Dataset rows describing interfaces

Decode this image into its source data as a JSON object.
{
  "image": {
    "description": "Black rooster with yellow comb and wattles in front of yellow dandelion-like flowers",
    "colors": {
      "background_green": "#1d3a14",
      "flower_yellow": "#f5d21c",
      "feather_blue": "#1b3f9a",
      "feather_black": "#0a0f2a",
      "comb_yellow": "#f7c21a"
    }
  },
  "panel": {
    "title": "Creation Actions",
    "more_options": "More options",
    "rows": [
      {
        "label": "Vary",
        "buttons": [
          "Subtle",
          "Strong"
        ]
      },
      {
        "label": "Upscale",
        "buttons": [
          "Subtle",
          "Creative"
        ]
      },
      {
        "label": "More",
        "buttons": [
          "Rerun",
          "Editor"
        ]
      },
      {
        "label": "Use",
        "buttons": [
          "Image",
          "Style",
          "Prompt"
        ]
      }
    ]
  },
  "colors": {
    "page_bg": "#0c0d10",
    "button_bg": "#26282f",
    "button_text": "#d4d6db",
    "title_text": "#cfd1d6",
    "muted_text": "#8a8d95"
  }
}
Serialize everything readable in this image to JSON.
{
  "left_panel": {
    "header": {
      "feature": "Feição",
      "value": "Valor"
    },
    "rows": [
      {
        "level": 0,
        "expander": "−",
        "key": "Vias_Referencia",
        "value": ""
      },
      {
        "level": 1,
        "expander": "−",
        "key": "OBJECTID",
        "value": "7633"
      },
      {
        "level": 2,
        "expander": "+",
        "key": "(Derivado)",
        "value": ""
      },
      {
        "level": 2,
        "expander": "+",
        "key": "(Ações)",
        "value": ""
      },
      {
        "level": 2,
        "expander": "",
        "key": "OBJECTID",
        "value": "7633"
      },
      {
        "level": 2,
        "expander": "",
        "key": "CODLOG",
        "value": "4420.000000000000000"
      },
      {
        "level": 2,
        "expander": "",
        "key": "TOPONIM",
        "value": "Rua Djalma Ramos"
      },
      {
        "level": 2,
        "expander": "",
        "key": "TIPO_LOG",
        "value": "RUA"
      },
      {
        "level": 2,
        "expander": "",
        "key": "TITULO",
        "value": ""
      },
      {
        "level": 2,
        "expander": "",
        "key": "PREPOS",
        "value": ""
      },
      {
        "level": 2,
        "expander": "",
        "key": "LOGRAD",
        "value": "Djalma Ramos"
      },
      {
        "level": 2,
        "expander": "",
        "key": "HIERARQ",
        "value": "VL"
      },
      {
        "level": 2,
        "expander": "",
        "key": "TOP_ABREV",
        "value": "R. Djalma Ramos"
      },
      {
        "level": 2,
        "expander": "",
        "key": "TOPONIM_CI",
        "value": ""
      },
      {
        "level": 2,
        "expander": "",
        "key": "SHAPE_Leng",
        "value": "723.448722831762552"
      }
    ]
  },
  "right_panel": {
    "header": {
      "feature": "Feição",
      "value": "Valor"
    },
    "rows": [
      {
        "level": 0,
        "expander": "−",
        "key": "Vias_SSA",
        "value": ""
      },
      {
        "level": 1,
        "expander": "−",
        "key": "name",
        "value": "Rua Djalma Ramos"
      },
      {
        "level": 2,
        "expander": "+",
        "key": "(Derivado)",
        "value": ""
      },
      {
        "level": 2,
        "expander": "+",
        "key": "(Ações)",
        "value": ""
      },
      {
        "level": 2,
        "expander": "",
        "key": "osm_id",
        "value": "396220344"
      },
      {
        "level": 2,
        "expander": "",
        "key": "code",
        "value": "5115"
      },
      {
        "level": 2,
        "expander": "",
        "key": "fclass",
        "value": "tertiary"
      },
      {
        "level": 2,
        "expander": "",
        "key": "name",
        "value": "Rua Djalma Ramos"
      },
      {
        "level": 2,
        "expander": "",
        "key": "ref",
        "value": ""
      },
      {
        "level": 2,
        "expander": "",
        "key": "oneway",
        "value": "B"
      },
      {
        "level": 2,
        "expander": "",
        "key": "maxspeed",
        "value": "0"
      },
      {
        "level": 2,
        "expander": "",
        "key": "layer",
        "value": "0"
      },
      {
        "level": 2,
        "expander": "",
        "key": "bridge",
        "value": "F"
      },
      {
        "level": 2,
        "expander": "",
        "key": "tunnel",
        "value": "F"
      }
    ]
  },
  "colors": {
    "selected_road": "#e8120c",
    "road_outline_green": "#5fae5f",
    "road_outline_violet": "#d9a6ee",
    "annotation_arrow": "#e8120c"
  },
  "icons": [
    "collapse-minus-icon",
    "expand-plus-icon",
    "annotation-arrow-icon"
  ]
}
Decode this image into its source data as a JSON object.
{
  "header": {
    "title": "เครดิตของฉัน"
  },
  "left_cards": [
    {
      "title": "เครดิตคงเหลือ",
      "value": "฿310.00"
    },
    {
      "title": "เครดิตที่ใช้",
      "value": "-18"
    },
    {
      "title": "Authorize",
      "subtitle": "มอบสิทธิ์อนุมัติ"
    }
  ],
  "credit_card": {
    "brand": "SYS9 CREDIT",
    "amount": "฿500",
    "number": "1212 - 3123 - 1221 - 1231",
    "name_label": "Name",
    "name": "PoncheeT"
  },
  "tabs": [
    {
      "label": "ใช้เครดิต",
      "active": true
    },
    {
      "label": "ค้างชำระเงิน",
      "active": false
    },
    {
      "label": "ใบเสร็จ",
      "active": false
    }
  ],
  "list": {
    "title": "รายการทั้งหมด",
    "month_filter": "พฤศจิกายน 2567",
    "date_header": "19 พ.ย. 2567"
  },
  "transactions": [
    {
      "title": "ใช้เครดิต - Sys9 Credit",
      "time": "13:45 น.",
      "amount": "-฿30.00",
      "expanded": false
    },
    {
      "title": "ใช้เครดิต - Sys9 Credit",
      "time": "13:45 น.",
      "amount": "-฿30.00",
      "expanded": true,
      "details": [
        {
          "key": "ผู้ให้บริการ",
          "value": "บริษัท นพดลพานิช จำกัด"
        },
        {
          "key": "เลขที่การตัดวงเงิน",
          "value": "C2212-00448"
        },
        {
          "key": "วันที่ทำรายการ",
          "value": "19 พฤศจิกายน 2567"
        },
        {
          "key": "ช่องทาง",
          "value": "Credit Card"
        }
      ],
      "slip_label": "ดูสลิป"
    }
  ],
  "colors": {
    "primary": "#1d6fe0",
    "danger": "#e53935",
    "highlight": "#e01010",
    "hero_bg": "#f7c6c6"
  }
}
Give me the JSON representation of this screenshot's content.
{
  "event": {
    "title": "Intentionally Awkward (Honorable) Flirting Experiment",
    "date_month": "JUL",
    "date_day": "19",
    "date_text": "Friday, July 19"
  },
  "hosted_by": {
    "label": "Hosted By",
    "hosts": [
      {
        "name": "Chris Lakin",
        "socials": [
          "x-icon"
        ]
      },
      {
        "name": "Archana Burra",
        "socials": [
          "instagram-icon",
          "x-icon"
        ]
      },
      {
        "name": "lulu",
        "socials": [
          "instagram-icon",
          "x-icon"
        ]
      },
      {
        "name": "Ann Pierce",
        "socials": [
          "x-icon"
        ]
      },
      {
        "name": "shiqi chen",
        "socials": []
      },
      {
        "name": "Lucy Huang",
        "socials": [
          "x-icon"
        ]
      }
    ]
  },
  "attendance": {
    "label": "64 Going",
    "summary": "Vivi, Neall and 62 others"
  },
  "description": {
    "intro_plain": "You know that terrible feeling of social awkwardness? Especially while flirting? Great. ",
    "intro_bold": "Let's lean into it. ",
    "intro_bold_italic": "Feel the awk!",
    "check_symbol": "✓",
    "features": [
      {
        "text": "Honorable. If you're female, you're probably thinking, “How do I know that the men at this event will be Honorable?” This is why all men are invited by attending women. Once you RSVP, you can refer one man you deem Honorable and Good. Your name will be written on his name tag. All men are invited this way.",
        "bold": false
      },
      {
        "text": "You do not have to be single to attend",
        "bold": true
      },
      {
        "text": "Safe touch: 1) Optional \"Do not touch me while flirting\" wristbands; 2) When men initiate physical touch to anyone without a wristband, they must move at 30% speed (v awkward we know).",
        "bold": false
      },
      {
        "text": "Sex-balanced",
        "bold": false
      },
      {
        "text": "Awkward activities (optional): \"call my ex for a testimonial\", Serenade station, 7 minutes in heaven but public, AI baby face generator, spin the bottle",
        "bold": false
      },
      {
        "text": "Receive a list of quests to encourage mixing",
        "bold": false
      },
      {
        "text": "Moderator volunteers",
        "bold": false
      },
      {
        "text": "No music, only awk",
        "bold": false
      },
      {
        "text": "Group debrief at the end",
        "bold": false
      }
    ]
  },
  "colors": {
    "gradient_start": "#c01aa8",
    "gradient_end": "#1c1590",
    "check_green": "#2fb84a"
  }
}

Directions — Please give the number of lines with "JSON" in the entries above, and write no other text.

Output below — 4